butane vs propane camping stove – por que no los dos?

the preface – cooking inside any enclosed area is a huge life NO NO. you run the risk of carbon monoxide poisoning, not to mention a fire or gas leak inside your home.
when on the road or camping, you should always cook in an open area with plenty of fresh air and space.
please use caution when living your own life. hopefully you don’t try everything you read about on the internet without doing your own research.
that being said, being able to cook food on the road is a necessity.
even in a car, you can’t eat fast food every day.
and if you are, you have bigger problems than you realize because it’s gonna catch up with you.
yes, i am talking to myself, why do you ask?

so if you expect to eat anything other than ready made food, you probably want a camping stove. but you may have heard a lot of comments about how you shouldn’t cook inside your van, and that’s the dead ass truth. pay attention.

dangers of butane and propane inside your van

i didn’t get a camping stove for a long time for a number of reasons, one being i was scared to cook inside my van because of the horror stories of carbon monoxide poisoning.
this is a real concern.
so if you’re using planning on using a camping stove as part of your van set up, let’s make sure we do a couple of things:

  1. get that carbon monoxide/smoke detector and fire extinguisher on deck. do not do what i do and have your extinguisher in a place you can’t access in an emergency. make sure your batteries on your detector are good and that your fire extinguisher is ready to go if you need it.

  2. ventilate your van as much as possible. this means opening all the doors and windows, setting up a nice crossbreeze through your home.

  3. remove, cover, or get away from anything that might be flammable. don’t be a genius and light a fire right next to your forest tapestry. if there’s anything that might splash around, make sure you’re protected. they make those little stovetops with the built-in splash guard, and that helps minimize any risk of accidental fire.


butane vs propane – what’s the difference?

ask anyone, and you receive different answers about which kind of gas camping stove you should decide on, and the fact is, they both have their merits and shortfalls.

cooking in cold weather? winner: propane

so apparently, if you live in a cold place, butane is a no-go. butane has a higher boiling point, so in freezing weather, you won’t be able to get a flame out of its canister to even light a fire.

overall cost? winner: propane

both gases are inexpensive, but since propane is so dang popular, it’s often cheaper to find propane and places to refill your propane canisters, so you get more bang for your buck when cooking with propane.

convenience of size? winner: butane

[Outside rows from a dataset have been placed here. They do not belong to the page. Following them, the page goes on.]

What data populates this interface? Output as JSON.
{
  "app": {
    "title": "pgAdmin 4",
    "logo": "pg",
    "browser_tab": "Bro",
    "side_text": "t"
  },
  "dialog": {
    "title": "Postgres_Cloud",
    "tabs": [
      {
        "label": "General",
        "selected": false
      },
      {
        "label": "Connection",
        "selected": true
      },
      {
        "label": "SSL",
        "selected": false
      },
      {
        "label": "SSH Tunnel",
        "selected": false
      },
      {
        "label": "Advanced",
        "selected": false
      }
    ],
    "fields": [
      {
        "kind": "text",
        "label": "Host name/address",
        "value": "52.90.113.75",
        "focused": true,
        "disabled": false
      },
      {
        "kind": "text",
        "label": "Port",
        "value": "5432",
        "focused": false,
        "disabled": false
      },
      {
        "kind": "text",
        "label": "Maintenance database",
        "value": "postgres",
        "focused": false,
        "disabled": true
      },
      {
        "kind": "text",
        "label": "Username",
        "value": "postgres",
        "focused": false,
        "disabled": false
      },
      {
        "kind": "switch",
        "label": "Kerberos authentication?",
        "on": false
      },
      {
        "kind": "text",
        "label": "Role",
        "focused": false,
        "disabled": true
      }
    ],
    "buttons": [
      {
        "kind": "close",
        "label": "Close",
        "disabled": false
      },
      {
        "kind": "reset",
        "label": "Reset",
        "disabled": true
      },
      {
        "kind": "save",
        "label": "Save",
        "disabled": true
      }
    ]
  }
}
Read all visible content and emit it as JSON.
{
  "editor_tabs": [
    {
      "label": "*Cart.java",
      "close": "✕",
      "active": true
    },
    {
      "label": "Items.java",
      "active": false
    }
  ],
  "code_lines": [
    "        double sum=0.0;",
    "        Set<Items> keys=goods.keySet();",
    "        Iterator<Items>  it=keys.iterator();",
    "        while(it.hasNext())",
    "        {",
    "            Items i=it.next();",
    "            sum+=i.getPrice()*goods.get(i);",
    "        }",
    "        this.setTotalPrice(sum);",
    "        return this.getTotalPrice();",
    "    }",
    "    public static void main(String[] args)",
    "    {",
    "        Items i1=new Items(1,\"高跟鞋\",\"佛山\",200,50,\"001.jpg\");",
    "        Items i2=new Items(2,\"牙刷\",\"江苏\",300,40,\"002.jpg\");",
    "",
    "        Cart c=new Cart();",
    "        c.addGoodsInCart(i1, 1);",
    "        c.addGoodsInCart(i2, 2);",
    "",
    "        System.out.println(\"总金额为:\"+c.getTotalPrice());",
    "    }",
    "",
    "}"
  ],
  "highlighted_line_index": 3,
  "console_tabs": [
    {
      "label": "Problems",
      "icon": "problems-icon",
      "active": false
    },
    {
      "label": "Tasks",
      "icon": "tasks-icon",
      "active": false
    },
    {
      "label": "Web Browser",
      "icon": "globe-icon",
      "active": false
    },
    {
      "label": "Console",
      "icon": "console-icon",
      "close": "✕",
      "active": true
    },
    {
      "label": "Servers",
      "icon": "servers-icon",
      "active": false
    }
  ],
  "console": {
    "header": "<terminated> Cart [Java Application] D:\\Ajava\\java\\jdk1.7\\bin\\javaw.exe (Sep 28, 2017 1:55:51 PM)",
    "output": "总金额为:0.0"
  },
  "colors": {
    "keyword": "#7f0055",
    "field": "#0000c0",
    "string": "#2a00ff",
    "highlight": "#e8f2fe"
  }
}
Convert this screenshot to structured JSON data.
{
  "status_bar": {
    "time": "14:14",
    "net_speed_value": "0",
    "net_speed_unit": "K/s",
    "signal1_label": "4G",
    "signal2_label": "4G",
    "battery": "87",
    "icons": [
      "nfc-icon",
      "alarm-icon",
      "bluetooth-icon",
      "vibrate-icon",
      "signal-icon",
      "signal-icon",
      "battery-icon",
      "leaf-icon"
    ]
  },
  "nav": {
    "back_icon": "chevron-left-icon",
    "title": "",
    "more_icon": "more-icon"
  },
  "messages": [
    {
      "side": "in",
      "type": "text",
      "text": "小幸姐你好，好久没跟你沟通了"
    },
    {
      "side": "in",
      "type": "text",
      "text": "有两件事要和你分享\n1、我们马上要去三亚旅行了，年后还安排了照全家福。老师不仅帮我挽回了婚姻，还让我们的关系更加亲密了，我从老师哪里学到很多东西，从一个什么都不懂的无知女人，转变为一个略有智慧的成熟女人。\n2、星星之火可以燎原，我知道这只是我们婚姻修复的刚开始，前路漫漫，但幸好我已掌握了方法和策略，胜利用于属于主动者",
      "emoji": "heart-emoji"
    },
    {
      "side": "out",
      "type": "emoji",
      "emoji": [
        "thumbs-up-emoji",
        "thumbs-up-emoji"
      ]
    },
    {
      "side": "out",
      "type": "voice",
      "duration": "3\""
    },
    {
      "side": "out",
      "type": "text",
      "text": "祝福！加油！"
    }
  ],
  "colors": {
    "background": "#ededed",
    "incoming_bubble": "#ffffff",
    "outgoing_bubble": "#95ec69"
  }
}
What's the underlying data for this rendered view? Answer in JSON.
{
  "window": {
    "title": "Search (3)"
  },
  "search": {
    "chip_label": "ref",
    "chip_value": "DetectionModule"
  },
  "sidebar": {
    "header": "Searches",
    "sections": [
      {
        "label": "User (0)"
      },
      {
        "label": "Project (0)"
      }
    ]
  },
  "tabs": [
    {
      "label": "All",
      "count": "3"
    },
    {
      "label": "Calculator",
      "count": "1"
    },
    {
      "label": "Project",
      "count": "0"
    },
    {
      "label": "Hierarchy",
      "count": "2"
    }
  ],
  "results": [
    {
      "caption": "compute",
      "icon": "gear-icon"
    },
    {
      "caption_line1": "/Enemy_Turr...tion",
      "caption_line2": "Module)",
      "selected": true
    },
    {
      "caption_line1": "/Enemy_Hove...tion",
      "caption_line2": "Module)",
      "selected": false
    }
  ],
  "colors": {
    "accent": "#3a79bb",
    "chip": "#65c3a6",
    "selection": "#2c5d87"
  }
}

generally speaking, i’ve seen propane canisters come in two distinct sizes: kind of big, and super big.
so if you’re planning on carrying your camping stove with you and weight/space is a factor, you’ll definitely want to carry a butane canister with you over propane.
not only are the canisters physically bigger, propane is a heavier gas. keep this in mind if you plan to trek with propane in your backpack.

one burner or two burner?

this is completely dependent on your needs. if you don’t cook a lot, or don’t want your cooking area to take up a lot of space, then a single burner is sufficient. my honest opinion is to stay away from backpack stoves. their balance is unreliable and all it takes is a simple flick of the arm to burn down your entire home.

the final countdown

both fuels are useful, and since sometimes it is easier to find one over another, the best situation is to have a camping stove that is able to use either fuel.
although propane is more versatile and easier to find in a lot of areas, sometimes having both options is a safer option for the worst of cases.